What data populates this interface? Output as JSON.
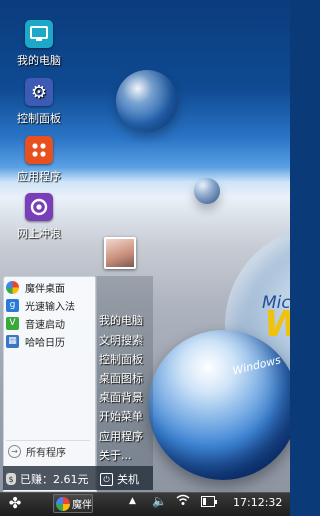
{
  "desktop": {
    "icons": [
      {
        "label": "我的电脑",
        "icon": "monitor-icon"
      },
      {
        "label": "控制面板",
        "icon": "gear-icon"
      },
      {
        "label": "应用程序",
        "icon": "apps-grid-icon"
      },
      {
        "label": "网上冲浪",
        "icon": "browser-icon"
      }
    ],
    "wallpaper": {
      "text_line1": "Mic",
      "text_big": "W",
      "ball_text": "Windows"
    }
  },
  "start_menu": {
    "apps": [
      {
        "label": "魔伴桌面",
        "icon": "mobo-icon"
      },
      {
        "label": "光速输入法",
        "icon": "keyboard-icon"
      },
      {
        "label": "音速启动",
        "icon": "launch-icon"
      },
      {
        "label": "哈哈日历",
        "icon": "calendar-icon"
      }
    ],
    "all_programs": "所有程序",
    "system_items": [
      "我的电脑",
      "文明搜索",
      "控制面板",
      "桌面图标",
      "桌面背景",
      "开始菜单",
      "应用程序",
      "关于..."
    ],
    "earned": "已赚：2.61元",
    "shutdown": "关机"
  },
  "taskbar": {
    "start_icon": "clover-icon",
    "running_app": "魔伴",
    "clock": "17:12:32",
    "battery_level": 0.25
  },
  "colors": {
    "taskbar": "#1c1c1c",
    "menu_left": "#f8fafd",
    "accent_blue": "#0b3c7d"
  }
}
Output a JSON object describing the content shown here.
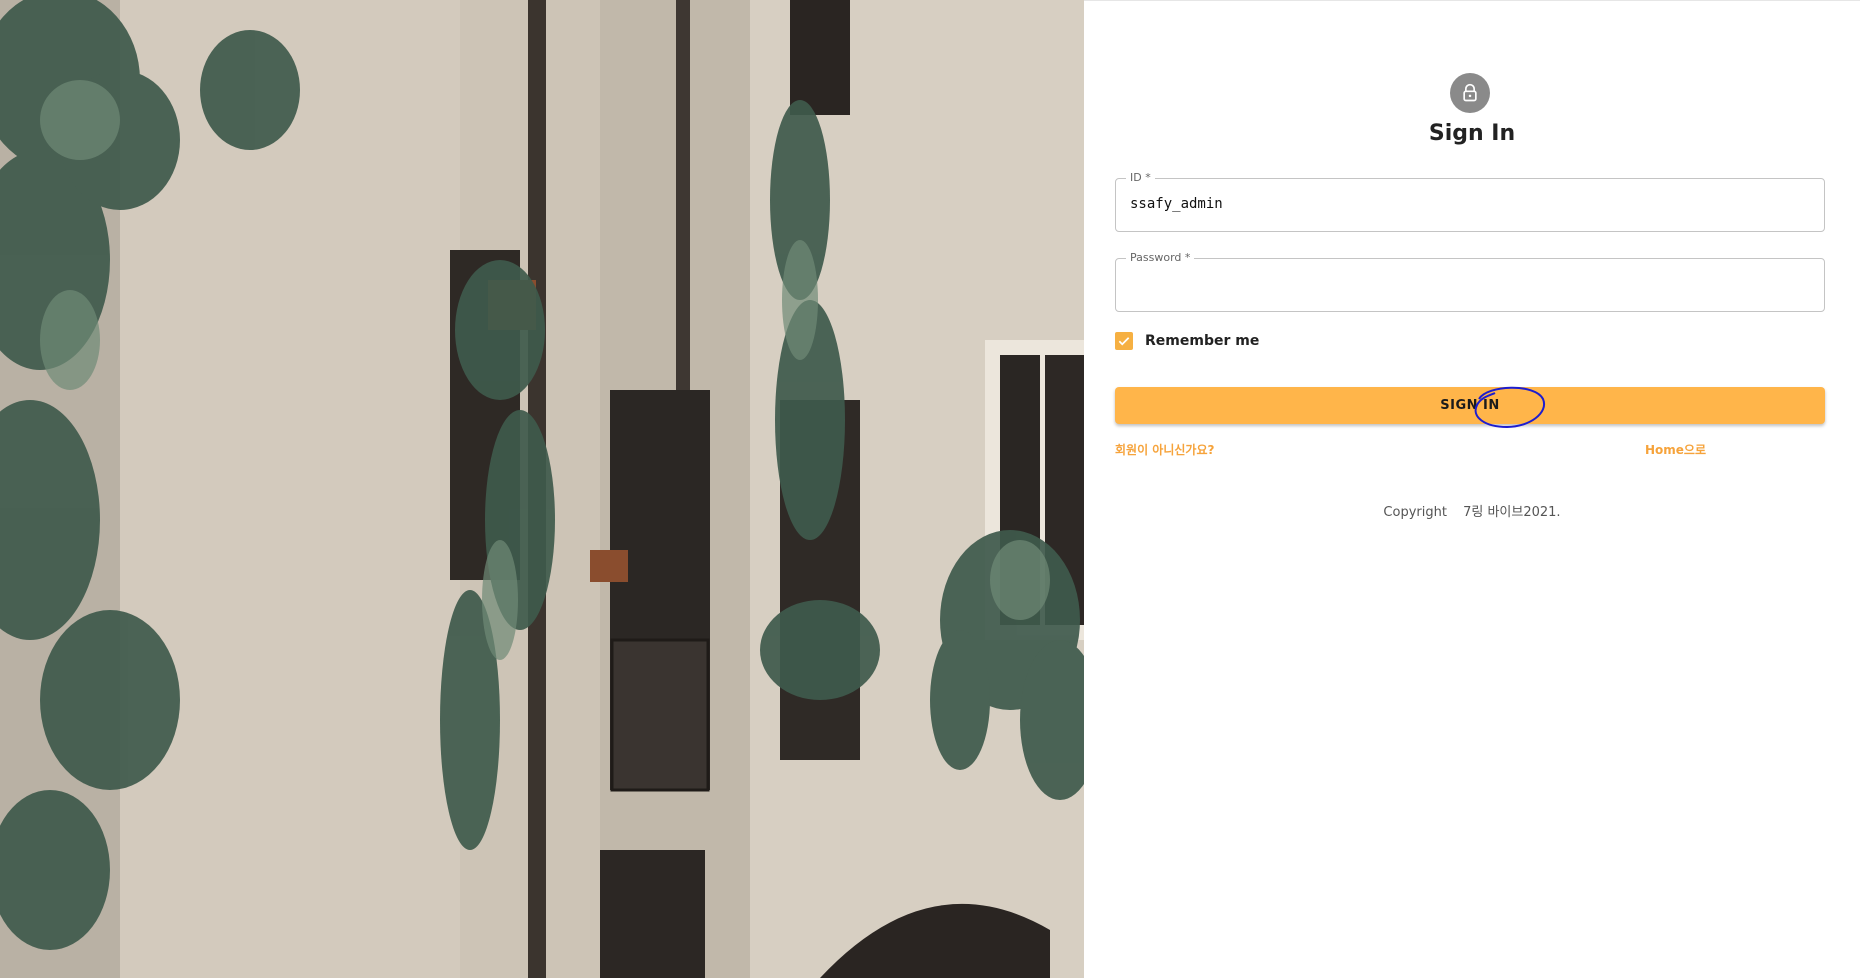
{
  "page": {
    "title": "Sign In"
  },
  "form": {
    "id": {
      "label": "ID *",
      "value": "ssafy_admin"
    },
    "password": {
      "label": "Password *",
      "value": ""
    },
    "remember": {
      "label": "Remember me",
      "checked": true
    },
    "submit_label": "SIGN IN"
  },
  "links": {
    "signup": "회원이 아니신가요?",
    "home": "Home으로"
  },
  "footer": {
    "copyright_prefix": "Copyright",
    "copyright_text": "7링 바이브2021."
  },
  "colors": {
    "accent": "#ffb54a",
    "link": "#f6a33b",
    "avatar_bg": "#8a8a8a",
    "annotation_circle": "#1d1dcf"
  },
  "icons": {
    "avatar": "lock-icon",
    "checkbox": "check-icon"
  }
}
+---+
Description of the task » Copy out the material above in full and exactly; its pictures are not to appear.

Finished exercise »
What data populates this interface? Output as JSON.
{
  "desktop": {
    "icons": [
      {
        "label": "我的电脑",
        "icon": "monitor-icon"
      },
      {
        "label": "控制面板",
        "icon": "gear-icon"
      },
      {
        "label": "应用程序",
        "icon": "apps-grid-icon"
      },
      {
        "label": "网上冲浪",
        "icon": "browser-icon"
      }
    ],
    "wallpaper": {
      "text_line1": "Mic",
      "text_big": "W",
      "ball_text": "Windows"
    }
  },
  "start_menu": {
    "apps": [
      {
        "label": "魔伴桌面",
        "icon": "mobo-icon"
      },
      {
        "label": "光速输入法",
        "icon": "keyboard-icon"
      },
      {
        "label": "音速启动",
        "icon": "launch-icon"
      },
      {
        "label": "哈哈日历",
        "icon": "calendar-icon"
      }
    ],
    "all_programs": "所有程序",
    "system_items": [
      "我的电脑",
      "文明搜索",
      "控制面板",
      "桌面图标",
      "桌面背景",
      "开始菜单",
      "应用程序",
      "关于..."
    ],
    "earned": "已赚：2.61元",
    "shutdown": "关机"
  },
  "taskbar": {
    "start_icon": "clover-icon",
    "running_app": "魔伴",
    "clock": "17:12:32",
    "battery_level": 0.25
  },
  "colors": {
    "taskbar": "#1c1c1c",
    "menu_left": "#f8fafd",
    "accent_blue": "#0b3c7d"
  }
}
Output a JSON object describing the content shown here.
{
  "page": {
    "title": "Sign In"
  },
  "form": {
    "id": {
      "label": "ID *",
      "value": "ssafy_admin"
    },
    "password": {
      "label": "Password *",
      "value": ""
    },
    "remember": {
      "label": "Remember me",
      "checked": true
    },
    "submit_label": "SIGN IN"
  },
  "links": {
    "signup": "회원이 아니신가요?",
    "home": "Home으로"
  },
  "footer": {
    "copyright_prefix": "Copyright",
    "copyright_text": "7링 바이브2021."
  },
  "colors": {
    "accent": "#ffb54a",
    "link": "#f6a33b",
    "avatar_bg": "#8a8a8a",
    "annotation_circle": "#1d1dcf"
  },
  "icons": {
    "avatar": "lock-icon",
    "checkbox": "check-icon"
  }
}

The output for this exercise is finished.